incredibly powerful. Telling a story from my own experience does a couple of things: it makes it permissible to talk about process as well as the product of writing; it shows students I’m vulnerable to the slippery, often frustrating nature of writing; and it shows them that writing is a valuable, worthy activity, not just something we do for school. It also gives me a certain amount of credibility if I’ve done something that I’m asking them to do. When I’m teaching students the rhetorical moves of an argumentative text, I share with them the letters I write to my legislative representatives that are, in essence, mini-arguments with claims, counter-claims, and evidence. I model my process, show them a real-world example of writing, and share my misgivings and successes with them. I tell them about what led me to write the letter and what I hope the response will be. Whether you teach Math or Agriculture or French, you can share with your students a story of your own struggle to master or even attempt the content and/or the skill you are asking them to attempt.

2) Tell a story that creates context for your content.
If I assign a reading to my students, I like to introduce the reading with a story about the author, and if I can find a story about the work that we are reading, even better. If we are studying James Baldwin, for example, telling the story of his love-hate relationship with America or his childhood or his family is a great place to start. With a little research, you can find many stories about the personal lives of writers and poets and how those events influenced their work. These human stories make the writer real to the students in a way that merely reading a work would not. Telling a story that provides context and engages my students with the writer as a person who may have experienced the same frustrations as they have as a writer.
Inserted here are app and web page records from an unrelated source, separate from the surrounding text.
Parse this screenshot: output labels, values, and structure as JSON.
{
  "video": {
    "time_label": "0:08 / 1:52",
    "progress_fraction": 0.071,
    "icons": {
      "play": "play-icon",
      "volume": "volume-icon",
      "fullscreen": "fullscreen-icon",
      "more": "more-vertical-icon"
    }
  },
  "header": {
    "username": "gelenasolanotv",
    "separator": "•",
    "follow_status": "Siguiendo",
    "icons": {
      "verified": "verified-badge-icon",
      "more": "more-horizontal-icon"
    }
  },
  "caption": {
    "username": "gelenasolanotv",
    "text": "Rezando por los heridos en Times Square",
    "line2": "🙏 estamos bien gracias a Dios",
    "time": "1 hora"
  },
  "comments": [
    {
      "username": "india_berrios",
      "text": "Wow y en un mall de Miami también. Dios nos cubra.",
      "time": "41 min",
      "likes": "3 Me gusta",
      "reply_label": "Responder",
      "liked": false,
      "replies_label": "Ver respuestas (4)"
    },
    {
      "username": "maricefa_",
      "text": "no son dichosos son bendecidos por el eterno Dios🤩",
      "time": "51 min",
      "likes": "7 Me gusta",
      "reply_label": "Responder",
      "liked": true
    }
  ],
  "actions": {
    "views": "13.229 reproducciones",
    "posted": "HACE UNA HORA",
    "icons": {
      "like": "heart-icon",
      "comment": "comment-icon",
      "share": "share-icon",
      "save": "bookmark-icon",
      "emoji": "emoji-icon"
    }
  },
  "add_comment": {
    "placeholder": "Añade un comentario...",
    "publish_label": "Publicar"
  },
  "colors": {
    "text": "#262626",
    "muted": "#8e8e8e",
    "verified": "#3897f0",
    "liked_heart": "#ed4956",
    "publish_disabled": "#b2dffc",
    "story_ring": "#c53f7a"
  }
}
3) Dedicate time in your classroom for storytelling.
One Friday, our school had an unusually long lock-down drill. My classroom has
a closet in the back. After my students hustled in and sat down, I turned off the light, and because the drill went on longer than normal, the kids started telling stories. The moment took on a summer-camp feel. We were sitting cross-legged in a small, tight circle in the dark. There was 100% engagement around the circle. No side-bar conversations. No one was checking cell phones. After one kid told a story, there would be laughter or questions or a small moment of lull, until another kid said, “Yeah that reminds me about once in fourth grade…,” and we were off again. “We should do this every Friday,” somebody said. “Can we?”another student asked. “I like that idea,” I said. Telling stories to students is a powerful instructional tool, but allowing students to tell stories to each other can be an even more powerful one, both as a speaking and listening activity and a way to build community.

Gottschall, Jonathon. 2012. The Storytelling Animal: How Stories Make Us Human.
New York: Mariner Books.

Hakim, Joy. 1997. Acceptance speech upon receipt of the 1997 James A. Michener
Prize in Writing. Accessed June 23, 2019.

Liz Prather is a writing teacher at the School for Creative and Performing Arts, a magnet arts program at Lafayette High School in Lexington, Kentucky. A classroom teacher with 21years of experience teaching writing at both the secondary and post-secondary level, Liz is also a professional freelance writer and holds a MFA from the University of Texas-Austin. She is the author of Project-Based Learning: Teaching Writers to Manage Time and Clarify Purpose.